I am straitened, indeed, by the calamity that hath befallen me: but the Family of the favoured Prophet shall intercede for met Upon this, the King, looking towards the young man, said to him, O youth, thou hast increased my anxiety. And where (he added) is this woman?-The young man answered, She is in the tomb where the slave is lying, in the kubbeh; and every day, before she visits him, she strips me of my clothing, and inflicts upon me a hundred lashes with the whip, while I weep and cry out, unable to move so as to repulse her. After thus torturing me, she repairs early to the slave, with the wine and boiled meat.-By Allah, O youth, said the King, I will do thee an act of kindness for which I shall be remembered, and a favour which historians shall record in a biography after me.
He then sat and conversed with him until the approach of night, upon which he arose, and waited till the first dawn of day, when he took off his clothes, and slung on his sword, and went to the place where the slave lay.

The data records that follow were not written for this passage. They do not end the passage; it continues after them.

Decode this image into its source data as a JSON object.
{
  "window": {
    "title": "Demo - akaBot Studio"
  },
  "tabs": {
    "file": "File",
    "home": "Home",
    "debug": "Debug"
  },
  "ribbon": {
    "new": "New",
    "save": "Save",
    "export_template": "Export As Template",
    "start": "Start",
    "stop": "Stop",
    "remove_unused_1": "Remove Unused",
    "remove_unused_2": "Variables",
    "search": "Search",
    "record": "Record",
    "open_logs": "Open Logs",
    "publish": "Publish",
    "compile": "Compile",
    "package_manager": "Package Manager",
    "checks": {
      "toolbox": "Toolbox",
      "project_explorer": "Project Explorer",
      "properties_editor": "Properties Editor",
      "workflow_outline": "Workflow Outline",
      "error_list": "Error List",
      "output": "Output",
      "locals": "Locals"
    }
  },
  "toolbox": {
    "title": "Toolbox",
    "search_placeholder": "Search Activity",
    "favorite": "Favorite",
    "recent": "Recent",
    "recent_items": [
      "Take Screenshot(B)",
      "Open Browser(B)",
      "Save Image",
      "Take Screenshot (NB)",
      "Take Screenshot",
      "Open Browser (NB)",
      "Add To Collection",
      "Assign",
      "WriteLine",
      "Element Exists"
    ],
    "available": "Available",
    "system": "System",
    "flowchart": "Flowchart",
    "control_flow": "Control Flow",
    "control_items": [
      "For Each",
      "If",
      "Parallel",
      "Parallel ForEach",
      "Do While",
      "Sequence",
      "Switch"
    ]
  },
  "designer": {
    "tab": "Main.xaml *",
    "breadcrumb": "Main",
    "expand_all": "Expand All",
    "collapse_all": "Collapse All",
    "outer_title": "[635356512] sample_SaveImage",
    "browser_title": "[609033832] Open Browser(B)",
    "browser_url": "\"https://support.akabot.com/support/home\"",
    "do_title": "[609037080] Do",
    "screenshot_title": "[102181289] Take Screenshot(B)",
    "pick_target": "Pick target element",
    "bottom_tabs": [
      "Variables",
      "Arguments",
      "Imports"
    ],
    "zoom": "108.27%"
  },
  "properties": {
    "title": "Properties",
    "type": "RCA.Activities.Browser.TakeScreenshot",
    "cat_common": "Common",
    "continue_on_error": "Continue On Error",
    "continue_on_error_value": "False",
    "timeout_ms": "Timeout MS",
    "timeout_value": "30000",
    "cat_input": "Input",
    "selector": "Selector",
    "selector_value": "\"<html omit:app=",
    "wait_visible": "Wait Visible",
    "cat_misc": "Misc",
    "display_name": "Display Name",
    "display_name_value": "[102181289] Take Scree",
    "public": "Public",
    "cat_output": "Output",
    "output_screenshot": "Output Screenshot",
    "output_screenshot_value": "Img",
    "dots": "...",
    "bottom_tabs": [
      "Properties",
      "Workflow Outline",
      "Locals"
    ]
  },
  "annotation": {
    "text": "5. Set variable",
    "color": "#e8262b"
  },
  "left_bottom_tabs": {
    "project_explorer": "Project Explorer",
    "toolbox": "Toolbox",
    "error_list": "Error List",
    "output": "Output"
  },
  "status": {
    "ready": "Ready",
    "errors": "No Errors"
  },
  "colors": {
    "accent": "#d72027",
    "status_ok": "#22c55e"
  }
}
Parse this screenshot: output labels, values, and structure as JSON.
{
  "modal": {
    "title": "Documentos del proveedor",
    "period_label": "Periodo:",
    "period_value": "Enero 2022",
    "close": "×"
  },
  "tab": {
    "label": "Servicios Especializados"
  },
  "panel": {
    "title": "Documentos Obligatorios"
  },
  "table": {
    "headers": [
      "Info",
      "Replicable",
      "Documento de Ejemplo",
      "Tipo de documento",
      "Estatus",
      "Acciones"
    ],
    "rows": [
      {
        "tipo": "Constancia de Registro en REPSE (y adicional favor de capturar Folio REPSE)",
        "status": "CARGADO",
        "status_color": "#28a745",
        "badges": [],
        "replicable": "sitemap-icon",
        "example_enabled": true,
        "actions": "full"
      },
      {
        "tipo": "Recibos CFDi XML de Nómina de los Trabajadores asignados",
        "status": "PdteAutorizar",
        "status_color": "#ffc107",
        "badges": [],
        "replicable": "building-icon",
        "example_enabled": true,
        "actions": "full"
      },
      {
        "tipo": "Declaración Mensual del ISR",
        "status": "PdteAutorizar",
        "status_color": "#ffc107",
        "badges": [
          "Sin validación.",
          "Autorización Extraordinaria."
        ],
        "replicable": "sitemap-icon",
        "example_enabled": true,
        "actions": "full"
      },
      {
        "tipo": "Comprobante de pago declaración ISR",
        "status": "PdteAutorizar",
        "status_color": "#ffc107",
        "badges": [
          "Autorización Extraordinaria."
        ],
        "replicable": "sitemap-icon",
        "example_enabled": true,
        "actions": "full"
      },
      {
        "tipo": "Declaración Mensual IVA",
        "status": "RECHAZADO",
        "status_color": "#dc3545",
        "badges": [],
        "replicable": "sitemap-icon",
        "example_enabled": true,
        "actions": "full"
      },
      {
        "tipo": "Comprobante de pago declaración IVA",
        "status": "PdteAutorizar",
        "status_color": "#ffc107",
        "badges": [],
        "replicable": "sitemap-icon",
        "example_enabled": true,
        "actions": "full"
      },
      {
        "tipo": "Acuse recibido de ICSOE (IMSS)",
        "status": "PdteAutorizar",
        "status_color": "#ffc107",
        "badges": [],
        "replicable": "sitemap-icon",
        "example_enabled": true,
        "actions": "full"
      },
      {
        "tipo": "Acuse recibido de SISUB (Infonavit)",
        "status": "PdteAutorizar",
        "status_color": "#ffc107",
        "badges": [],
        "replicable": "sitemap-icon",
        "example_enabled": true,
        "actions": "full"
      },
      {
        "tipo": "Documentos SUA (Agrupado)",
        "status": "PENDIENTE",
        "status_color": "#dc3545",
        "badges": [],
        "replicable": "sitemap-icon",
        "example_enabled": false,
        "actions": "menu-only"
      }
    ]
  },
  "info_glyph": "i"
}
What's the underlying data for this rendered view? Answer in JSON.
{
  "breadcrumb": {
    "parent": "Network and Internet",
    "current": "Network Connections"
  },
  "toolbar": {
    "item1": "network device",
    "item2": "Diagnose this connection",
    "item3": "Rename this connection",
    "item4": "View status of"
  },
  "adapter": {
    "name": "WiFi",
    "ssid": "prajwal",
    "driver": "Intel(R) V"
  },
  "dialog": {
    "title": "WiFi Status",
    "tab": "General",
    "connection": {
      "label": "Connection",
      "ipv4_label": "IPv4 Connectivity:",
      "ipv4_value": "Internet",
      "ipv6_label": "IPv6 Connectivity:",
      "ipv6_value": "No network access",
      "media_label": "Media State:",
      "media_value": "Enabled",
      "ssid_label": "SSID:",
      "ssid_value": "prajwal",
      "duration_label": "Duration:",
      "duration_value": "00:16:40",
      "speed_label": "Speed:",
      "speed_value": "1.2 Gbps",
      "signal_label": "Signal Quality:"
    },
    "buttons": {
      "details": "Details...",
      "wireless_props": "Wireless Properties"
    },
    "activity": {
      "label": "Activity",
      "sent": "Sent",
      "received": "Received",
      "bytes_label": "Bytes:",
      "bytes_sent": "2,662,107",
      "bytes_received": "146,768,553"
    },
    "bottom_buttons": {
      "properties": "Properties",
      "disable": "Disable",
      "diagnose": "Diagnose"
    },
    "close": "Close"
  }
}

After remarking the candles and lamps, and perfumes and ointments, he approached the slave, and with a blow of his sword slew him; he then carried him on his back, and threw him into a well which he found in the palace, and returning to the kubbeh, clad himself with the slave's clothes, and lay down with the drawn sword by his side. Soon after, the vile enchantress went to her cousin, and, having pulled off his clothes, took the whip and beat him, while he cried, Ah! it is enough for me to be in this state! Have pity on me then!-Didst thou shew pity to me, she exclaimed, and didst thou spare my lover?-She then put on him the hair-cloth vest and his outer garments, and repaired to the slave with a cup of wine, and a bowl of boiled meat. Entering the tomb, she wept and wailed, exclaiming, O my master, answer me! O my master, speak to me!-and poured forth her lamentation in the words of this verse:
How long shall this aversion and harshness continue? Sufficient is the evil which my passion hath brought upon me!
Then, weeping, as before, she exclaimed again, O my master, answer me and speak to me! Upon this the King, speaking in a low voice, and adapting his tongue to the pronunciation of the blacks ejaculated, Ah! Ah! there is no strength nor power but in God! On hearing these words, she screamed with joy, and fell down in a swoon; and when she recovered, she exclaimed, Possibly my master is restored to health! The King, again lowering his voice, as if from weakness, replied, Thou profligate wretch, thou deservest not that I should address thee.-Wherefore? said she. He answered, Because all the day long thou tormentest thy husband, while he calleth out, and imploreth the aid of God, so that thou hast prevented my sleeping from the commencement of darkness until morning: thy husband hath not ceased to humble himself, and to imprecate vengeance upon thee, till he hath distracted me; and had it not been for this, I had recovered my strength: this it is which hath prevented my answering thee.-Then, with thy permission, she replied, I will liberate him from his present sufferings.-Liberate him, said the King, and give us ease.